_Exercise directions_
Would you repeat each line below exactly, without the pictures?

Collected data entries
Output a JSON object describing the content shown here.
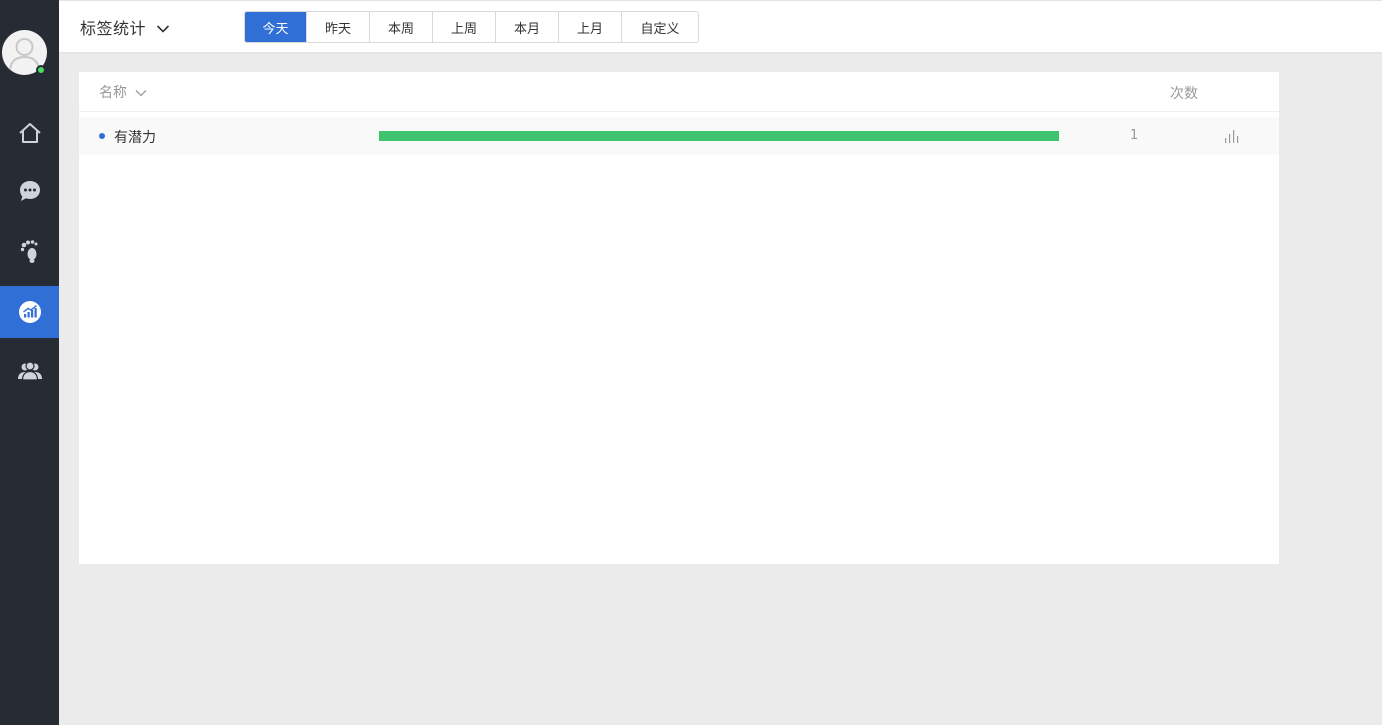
{
  "header": {
    "title": "标签统计",
    "tabs": [
      {
        "label": "今天",
        "active": true
      },
      {
        "label": "昨天",
        "active": false
      },
      {
        "label": "本周",
        "active": false
      },
      {
        "label": "上周",
        "active": false
      },
      {
        "label": "本月",
        "active": false
      },
      {
        "label": "上月",
        "active": false
      },
      {
        "label": "自定义",
        "active": false
      }
    ]
  },
  "sidebar": {
    "avatar_icon": "user-avatar-icon",
    "status": "online",
    "items": [
      {
        "icon": "home-icon",
        "active": false
      },
      {
        "icon": "chat-bubble-icon",
        "active": false
      },
      {
        "icon": "footprint-icon",
        "active": false
      },
      {
        "icon": "statistics-icon",
        "active": true
      },
      {
        "icon": "users-icon",
        "active": false
      }
    ]
  },
  "table": {
    "columns": {
      "name": "名称",
      "count": "次数"
    },
    "rows": [
      {
        "name": "有潜力",
        "count": "1",
        "bar_fraction": 1.0
      }
    ]
  },
  "colors": {
    "sidebar_bg": "#272b33",
    "accent": "#2f6fd6",
    "bar": "#3fc36e",
    "online": "#4cd964"
  }
}
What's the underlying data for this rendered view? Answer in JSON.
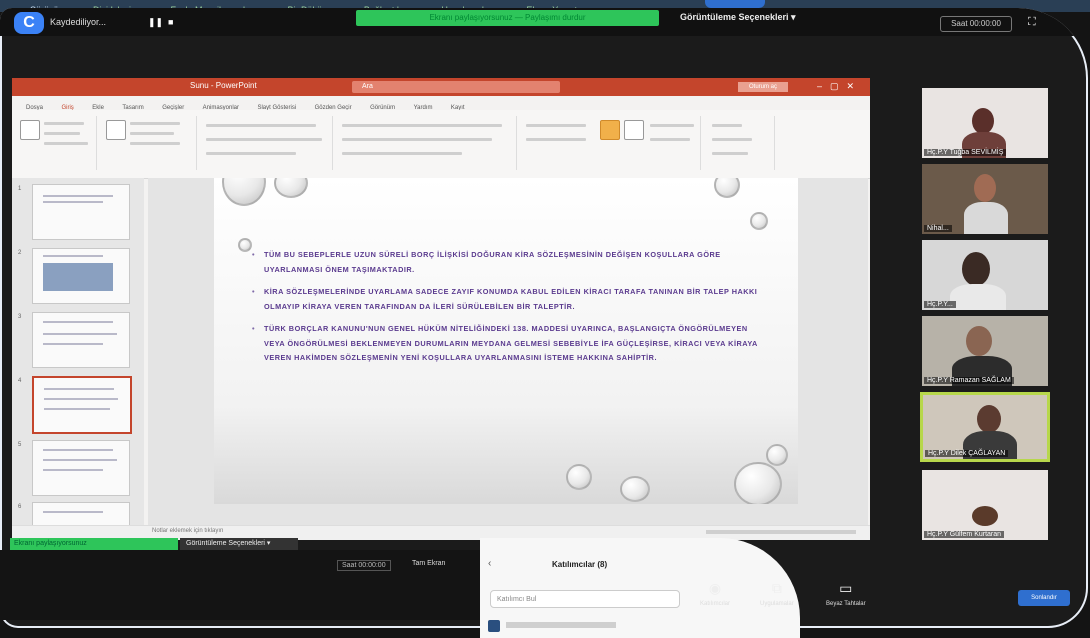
{
  "desktop": {
    "top_items": [
      "Sürücü",
      "Dizi Izleyin",
      "Fazla Mesajlaşmalar",
      "Bir Döküm",
      "Bağlantılar",
      "Uygulamalar",
      "Ekran Yansıt"
    ]
  },
  "zoom": {
    "app_icon": "C",
    "recording_label": "Kaydediliyor...",
    "share_banner": "Ekranı paylaşıyorsunuz — Paylaşımı durdur",
    "view_options": "Görüntüleme Seçenekleri ▾",
    "clock": "Saat 00:00:00",
    "exit_icon": "exit-fullscreen-icon"
  },
  "ppt": {
    "filename": "Sunu - PowerPoint",
    "search_placeholder": "Ara",
    "signin": "Oturum aç",
    "menu": [
      "Dosya",
      "Giriş",
      "Ekle",
      "Tasarım",
      "Geçişler",
      "Animasyonlar",
      "Slayt Gösterisi",
      "Gözden Geçir",
      "Görünüm",
      "Yardım",
      "Kayıt"
    ],
    "menu_active_index": 1,
    "notes_label": "Notlar eklemek için tıklayın",
    "slide_bullets": [
      "TÜM BU SEBEPLERLE UZUN SÜRELİ BORÇ İLİŞKİSİ DOĞURAN KİRA SÖZLEŞMESİNİN DEĞİŞEN KOŞULLARA GÖRE UYARLANMASI ÖNEM TAŞIMAKTADIR.",
      "KİRA SÖZLEŞMELERİNDE UYARLAMA SADECE ZAYIF KONUMDA KABUL EDİLEN KİRACI TARAFA TANINAN BİR TALEP HAKKI OLMAYIP KİRAYA VEREN TARAFINDAN DA İLERİ SÜRÜLEBİLEN BİR TALEPTİR.",
      "TÜRK BORÇLAR KANUNU'NUN GENEL HÜKÜM NİTELİĞİNDEKİ 138. MADDESİ UYARINCA, BAŞLANGIÇTA ÖNGÖRÜLMEYEN VEYA ÖNGÖRÜLMESİ BEKLENMEYEN DURUMLARIN MEYDANA GELMESİ SEBEBİYLE İFA GÜÇLEŞİRSE, KİRACI VEYA KİRAYA VEREN HAKİMDEN SÖZLEŞMENİN YENİ KOŞULLARA UYARLANMASINI İSTEME HAKKINA SAHİPTİR."
    ],
    "thumb_numbers": [
      "1",
      "2",
      "3",
      "4",
      "5",
      "6"
    ]
  },
  "participants": [
    {
      "name": "Hç.P.Y Tuğba SEVİLMİŞ"
    },
    {
      "name": "Nihal..."
    },
    {
      "name": "Hç.P.Y..."
    },
    {
      "name": "Hç.P.Y Ramazan SAĞLAM"
    },
    {
      "name": "Hç.P.Y Dilek ÇAĞLAYAN"
    },
    {
      "name": "Hç.P.Y Gülfem Kurtaran"
    }
  ],
  "bottom": {
    "green_strip": "Ekranı paylaşıyorsunuz",
    "view_strip": "Görüntüleme Seçenekleri ▾",
    "lower_clock": "Saat 00:00:00",
    "lower_exit": "Tam Ekran",
    "panel_title": "Katılımcılar (8)",
    "panel_search": "Katılımcı Bul",
    "toolbar": [
      {
        "icon": "share-screen-icon",
        "label": "Katılımcılar"
      },
      {
        "icon": "apps-icon",
        "label": "Uygulamalar"
      },
      {
        "icon": "whiteboard-icon",
        "label": "Beyaz Tahtalar"
      }
    ],
    "end_label": "Sonlandır"
  }
}
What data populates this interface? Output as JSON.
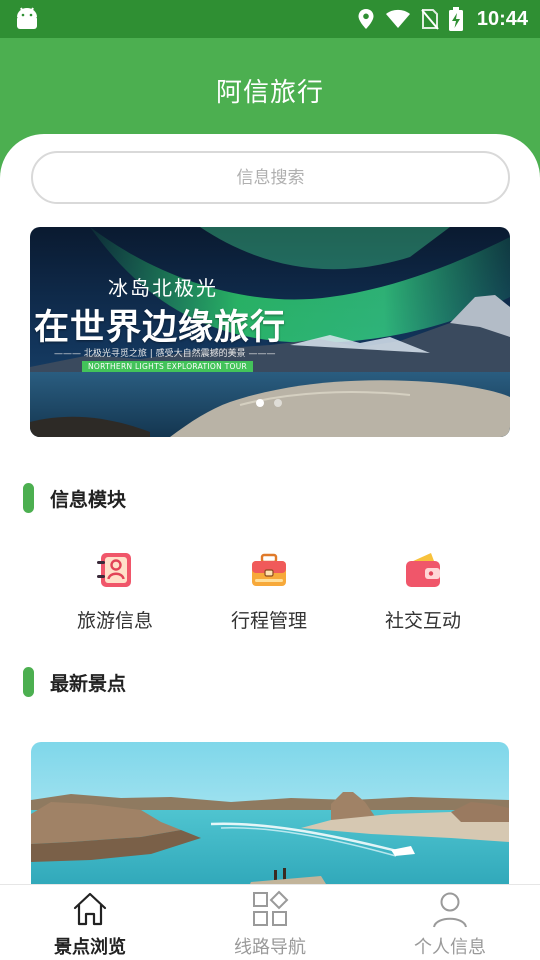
{
  "status_bar": {
    "time": "10:44",
    "icons": [
      "android-icon",
      "location-icon",
      "wifi-icon",
      "no-sim-icon",
      "battery-charging-icon"
    ]
  },
  "app_bar": {
    "title": "阿信旅行"
  },
  "search": {
    "placeholder": "信息搜索",
    "value": ""
  },
  "banner": {
    "small_title": "冰岛北极光",
    "big_title": "在世界边缘旅行",
    "subtitle": "——— 北极光寻觅之旅 | 感受大自然震撼的美景 ———",
    "tag": "NORTHERN LIGHTS EXPLORATION TOUR",
    "slides": 2,
    "active_slide": 1
  },
  "info_section": {
    "title": "信息模块",
    "items": [
      {
        "label": "旅游信息",
        "icon": "contact-book-icon"
      },
      {
        "label": "行程管理",
        "icon": "briefcase-icon"
      },
      {
        "label": "社交互动",
        "icon": "wallet-icon"
      }
    ]
  },
  "latest_section": {
    "title": "最新景点"
  },
  "tab_bar": {
    "items": [
      {
        "label": "景点浏览",
        "icon": "home-icon",
        "active": true
      },
      {
        "label": "线路导航",
        "icon": "grid-icon",
        "active": false
      },
      {
        "label": "个人信息",
        "icon": "person-icon",
        "active": false
      }
    ]
  },
  "colors": {
    "status_bar": "#2f8f33",
    "primary": "#4caf50",
    "tab_inactive": "#9a9a9a",
    "tab_active": "#222222"
  }
}
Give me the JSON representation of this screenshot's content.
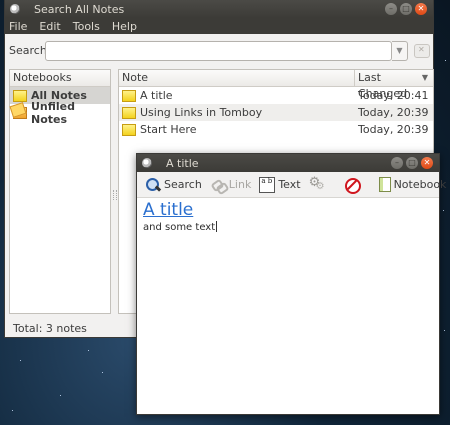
{
  "main_window": {
    "title": "Search All Notes",
    "menu": [
      "File",
      "Edit",
      "Tools",
      "Help"
    ],
    "search": {
      "label": "Search:",
      "value": "",
      "placeholder": ""
    },
    "notebooks": {
      "header": "Notebooks",
      "items": [
        {
          "label": "All Notes",
          "icon": "note-icon",
          "selected": true
        },
        {
          "label": "Unfiled Notes",
          "icon": "notes-stack-icon",
          "selected": false
        }
      ]
    },
    "notes": {
      "columns": {
        "note": "Note",
        "changed": "Last Changed"
      },
      "rows": [
        {
          "title": "A title",
          "changed": "Today, 20:41"
        },
        {
          "title": "Using Links in Tomboy",
          "changed": "Today, 20:39"
        },
        {
          "title": "Start Here",
          "changed": "Today, 20:39"
        }
      ]
    },
    "status": "Total: 3 notes"
  },
  "note_window": {
    "title": "A title",
    "toolbar": {
      "search": "Search",
      "link": "Link",
      "text": "Text",
      "notebook": "Notebook",
      "text_icon_glyph": "a b"
    },
    "content": {
      "title": "A title",
      "body": "and some text"
    }
  }
}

_Your response_
Output a JSON object describing the content shown here.
{
  "header": {
    "title": "标签统计",
    "tabs": [
      {
        "label": "今天",
        "active": true
      },
      {
        "label": "昨天",
        "active": false
      },
      {
        "label": "本周",
        "active": false
      },
      {
        "label": "上周",
        "active": false
      },
      {
        "label": "本月",
        "active": false
      },
      {
        "label": "上月",
        "active": false
      },
      {
        "label": "自定义",
        "active": false
      }
    ]
  },
  "sidebar": {
    "avatar_icon": "user-avatar-icon",
    "status": "online",
    "items": [
      {
        "icon": "home-icon",
        "active": false
      },
      {
        "icon": "chat-bubble-icon",
        "active": false
      },
      {
        "icon": "footprint-icon",
        "active": false
      },
      {
        "icon": "statistics-icon",
        "active": true
      },
      {
        "icon": "users-icon",
        "active": false
      }
    ]
  },
  "table": {
    "columns": {
      "name": "名称",
      "count": "次数"
    },
    "rows": [
      {
        "name": "有潜力",
        "count": "1",
        "bar_fraction": 1.0
      }
    ]
  },
  "colors": {
    "sidebar_bg": "#272b33",
    "accent": "#2f6fd6",
    "bar": "#3fc36e",
    "online": "#4cd964"
  }
}
What's the underlying data for this rendered view? Answer in JSON.
{
  "desktop": {
    "top_items": [
      "Sürücü",
      "Dizi Izleyin",
      "Fazla Mesajlaşmalar",
      "Bir Döküm",
      "Bağlantılar",
      "Uygulamalar",
      "Ekran Yansıt"
    ]
  },
  "zoom": {
    "app_icon": "C",
    "recording_label": "Kaydediliyor...",
    "share_banner": "Ekranı paylaşıyorsunuz — Paylaşımı durdur",
    "view_options": "Görüntüleme Seçenekleri ▾",
    "clock": "Saat 00:00:00",
    "exit_icon": "exit-fullscreen-icon"
  },
  "ppt": {
    "filename": "Sunu - PowerPoint",
    "search_placeholder": "Ara",
    "signin": "Oturum aç",
    "menu": [
      "Dosya",
      "Giriş",
      "Ekle",
      "Tasarım",
      "Geçişler",
      "Animasyonlar",
      "Slayt Gösterisi",
      "Gözden Geçir",
      "Görünüm",
      "Yardım",
      "Kayıt"
    ],
    "menu_active_index": 1,
    "notes_label": "Notlar eklemek için tıklayın",
    "slide_bullets": [
      "TÜM BU SEBEPLERLE UZUN SÜRELİ BORÇ İLİŞKİSİ DOĞURAN KİRA SÖZLEŞMESİNİN DEĞİŞEN KOŞULLARA GÖRE UYARLANMASI ÖNEM TAŞIMAKTADIR.",
      "KİRA SÖZLEŞMELERİNDE UYARLAMA SADECE ZAYIF KONUMDA KABUL EDİLEN KİRACI TARAFA TANINAN BİR TALEP HAKKI OLMAYIP KİRAYA VEREN TARAFINDAN DA İLERİ SÜRÜLEBİLEN BİR TALEPTİR.",
      "TÜRK BORÇLAR KANUNU'NUN GENEL HÜKÜM NİTELİĞİNDEKİ 138. MADDESİ UYARINCA, BAŞLANGIÇTA ÖNGÖRÜLMEYEN VEYA ÖNGÖRÜLMESİ BEKLENMEYEN DURUMLARIN MEYDANA GELMESİ SEBEBİYLE İFA GÜÇLEŞİRSE, KİRACI VEYA KİRAYA VEREN HAKİMDEN SÖZLEŞMENİN YENİ KOŞULLARA UYARLANMASINI İSTEME HAKKINA SAHİPTİR."
    ],
    "thumb_numbers": [
      "1",
      "2",
      "3",
      "4",
      "5",
      "6"
    ]
  },
  "participants": [
    {
      "name": "Hç.P.Y Tuğba SEVİLMİŞ"
    },
    {
      "name": "Nihal..."
    },
    {
      "name": "Hç.P.Y..."
    },
    {
      "name": "Hç.P.Y Ramazan SAĞLAM"
    },
    {
      "name": "Hç.P.Y Dilek ÇAĞLAYAN"
    },
    {
      "name": "Hç.P.Y Gülfem Kurtaran"
    }
  ],
  "bottom": {
    "green_strip": "Ekranı paylaşıyorsunuz",
    "view_strip": "Görüntüleme Seçenekleri ▾",
    "lower_clock": "Saat 00:00:00",
    "lower_exit": "Tam Ekran",
    "panel_title": "Katılımcılar (8)",
    "panel_search": "Katılımcı Bul",
    "toolbar": [
      {
        "icon": "share-screen-icon",
        "label": "Katılımcılar"
      },
      {
        "icon": "apps-icon",
        "label": "Uygulamalar"
      },
      {
        "icon": "whiteboard-icon",
        "label": "Beyaz Tahtalar"
      }
    ],
    "end_label": "Sonlandır"
  }
}
What data populates this interface? Output as JSON.
{
  "status_bar": {
    "time": "10:44",
    "icons": [
      "android-icon",
      "location-icon",
      "wifi-icon",
      "no-sim-icon",
      "battery-charging-icon"
    ]
  },
  "app_bar": {
    "title": "阿信旅行"
  },
  "search": {
    "placeholder": "信息搜索",
    "value": ""
  },
  "banner": {
    "small_title": "冰岛北极光",
    "big_title": "在世界边缘旅行",
    "subtitle": "——— 北极光寻觅之旅 | 感受大自然震撼的美景 ———",
    "tag": "NORTHERN LIGHTS EXPLORATION TOUR",
    "slides": 2,
    "active_slide": 1
  },
  "info_section": {
    "title": "信息模块",
    "items": [
      {
        "label": "旅游信息",
        "icon": "contact-book-icon"
      },
      {
        "label": "行程管理",
        "icon": "briefcase-icon"
      },
      {
        "label": "社交互动",
        "icon": "wallet-icon"
      }
    ]
  },
  "latest_section": {
    "title": "最新景点"
  },
  "tab_bar": {
    "items": [
      {
        "label": "景点浏览",
        "icon": "home-icon",
        "active": true
      },
      {
        "label": "线路导航",
        "icon": "grid-icon",
        "active": false
      },
      {
        "label": "个人信息",
        "icon": "person-icon",
        "active": false
      }
    ]
  },
  "colors": {
    "status_bar": "#2f8f33",
    "primary": "#4caf50",
    "tab_inactive": "#9a9a9a",
    "tab_active": "#222222"
  }
}
Give me the JSON representation of this screenshot's content.
{
  "main_window": {
    "title": "Search All Notes",
    "menu": [
      "File",
      "Edit",
      "Tools",
      "Help"
    ],
    "search": {
      "label": "Search:",
      "value": "",
      "placeholder": ""
    },
    "notebooks": {
      "header": "Notebooks",
      "items": [
        {
          "label": "All Notes",
          "icon": "note-icon",
          "selected": true
        },
        {
          "label": "Unfiled Notes",
          "icon": "notes-stack-icon",
          "selected": false
        }
      ]
    },
    "notes": {
      "columns": {
        "note": "Note",
        "changed": "Last Changed"
      },
      "rows": [
        {
          "title": "A title",
          "changed": "Today, 20:41"
        },
        {
          "title": "Using Links in Tomboy",
          "changed": "Today, 20:39"
        },
        {
          "title": "Start Here",
          "changed": "Today, 20:39"
        }
      ]
    },
    "status": "Total: 3 notes"
  },
  "note_window": {
    "title": "A title",
    "toolbar": {
      "search": "Search",
      "link": "Link",
      "text": "Text",
      "notebook": "Notebook",
      "text_icon_glyph": "a b"
    },
    "content": {
      "title": "A title",
      "body": "and some text"
    }
  }
}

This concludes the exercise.